BY JIM WELLS
The gang from Luck (Wis.) was back at the track on Friday night in a repeat of last year’s visit.
Although a couple of adults were spotted in similar garb nearby, the gang consisted largely of Luck High School students wearing green (for Irish) shirts with 12/4 on the back and “I’m at the track with Jack” on the front.
The Jack in this case is Jack Walsh of Somerset, who had a horse in the fifth race, Somerset Mariton. The 12 represents Walsh’s 12 grandchildren. The four represents his children.
The connection to the Luck gang is A.J. Walsh, Jack’s grandson. The group is made up of students who played football, baseball and hockey together or who competed in track.
“Some of us are 18 this year,” said Brady Klatt, a member of the group.
Yes, we know what that means. The magic number to bet.
“I’ve had the winners in the first four races tonight,” Klatt said.
Klatt decided to bet Somerset Mariton to place. A length prevented him from collecting on that wager.
But it didn’t dampen his enthusiasm much.
“Hey, who do you like in this next one?” he asked.
ONLY RAIN WILL END A DRY SPELL
There is no magic elixir for a dry spell. Ballplayers know it, golfers know it. Lord knows, jockeys know it.
Take Paul Nolan, for instance. Nolan had visited the winner’s circle at Canterbury only three times heading into Friday night’s card.
Ballplayers will do a variety of things to shake themselves out of a slump. Some won’t shave until a bad streak ends. Others will put their shoes on in a certain order, comb their hair a certain way.
Nolan got out of town, so to speak.

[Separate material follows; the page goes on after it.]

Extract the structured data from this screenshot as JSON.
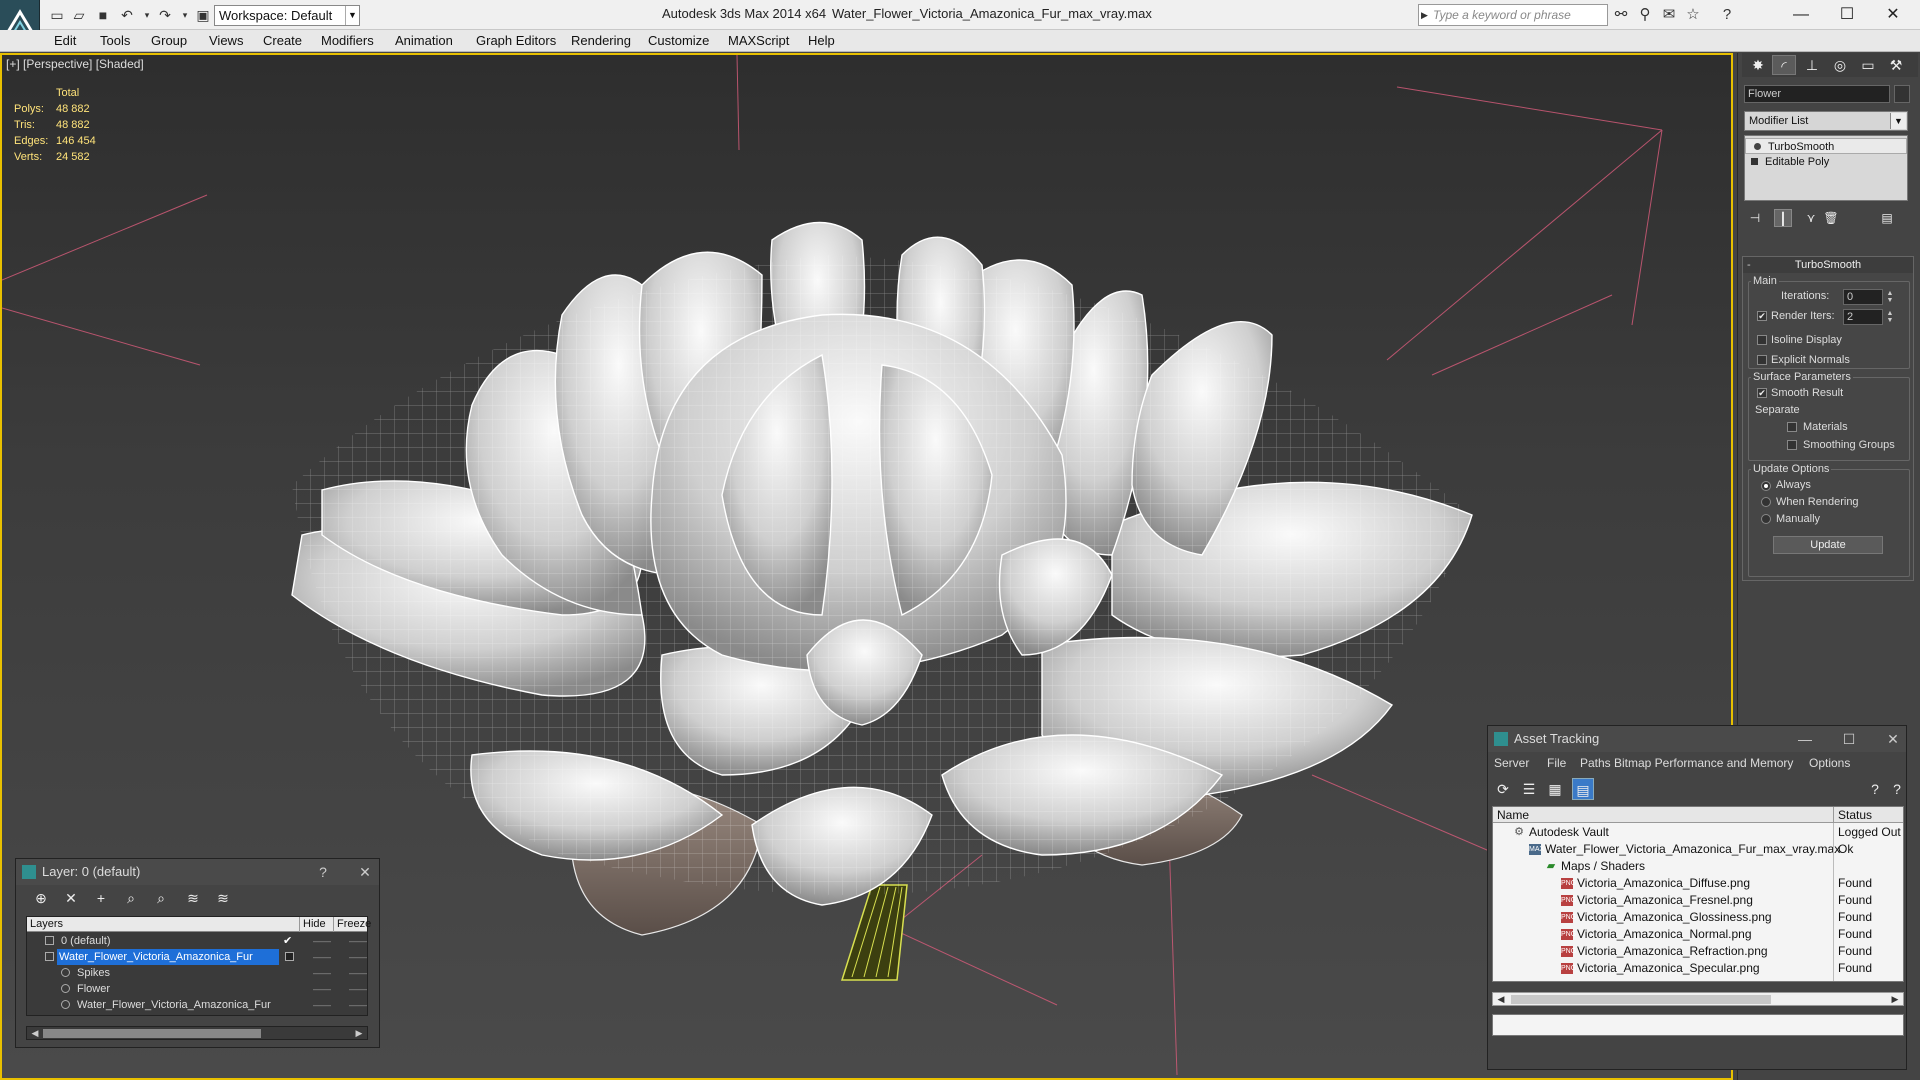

He shook things up a bit on a trip to Assiniboia Downs in Winnipeg, winning both races he rode in on Wednesday night’s card.
That’s all the background needed to understand his comments after Friday night’s fifth race, a 5 ½ furlong dash for state-bred maidens.
Nolan had the mount on Ghost Skier, a 3-year-old gelding by Appealing Skier making his third career start. Nolan was aboard for the first two races.
Ghost Skier is no longer a maiden. Nolan rode him expertly to a clear win in a 12-horse field, and praised the heavens when they pulled up in front of the grandstand.
“I haven’t been able to find the winner’s circle,” he said. “Had to go to Canada to find it.”
Might have been just what the doctor ordered.
LES MARTENS MEMORIAL
Les Martens loved horses, loved horse racing and could be spotted around the grandstand on big race days and lesser ones as well. He was an owner of note, at one time a partner in Canterbury Hall of Fame horse Northbound Pride.
“He was a really amazing man,” said Bob Dainty, who operates Shamrock Valley Farm near Stillwater with his wife Lisa. “We used to have some great discussions. Dainty and Martens made several trips to the Kentucky horse sales together as well.
Marten, a professor emeritus in dentistry at the University of Minnesota, died in January at 72.
There are several memorials planned to honor Mr. Martens, including a memorial race on July 24 at Canterbury Park.
He was at Canterbury each year when the Northbound Pride Stakes was run. Northbound Pride died last summer in a freak accident at Shamrock Valley Farm. The race in her honor will be run again on Sunday’s card.
NORTHBOUND PRIDE A REAL SMARTY
Sherry Nolan was the groom for Northbound Pride during her wonderful three-year-old season at Canterbury Downs in 1989 when she won six of seven races, including three stakes races and missed a perfect season by a whisker.
The Northbound Pride Stakes will be run on Sunday’s card. Nolan recalled some special characteristics of the mare during the summer she cared for her.
“She had the eye as they say,” said Nolan. “She was extremely bright.”
Nolan provided this example of the horse’s intelligence:
“Every day I would hold up a foot to her and she would untie my shoelaces,” Sherry recalled.
“She was a very smart horse.”
But could she retie a lace?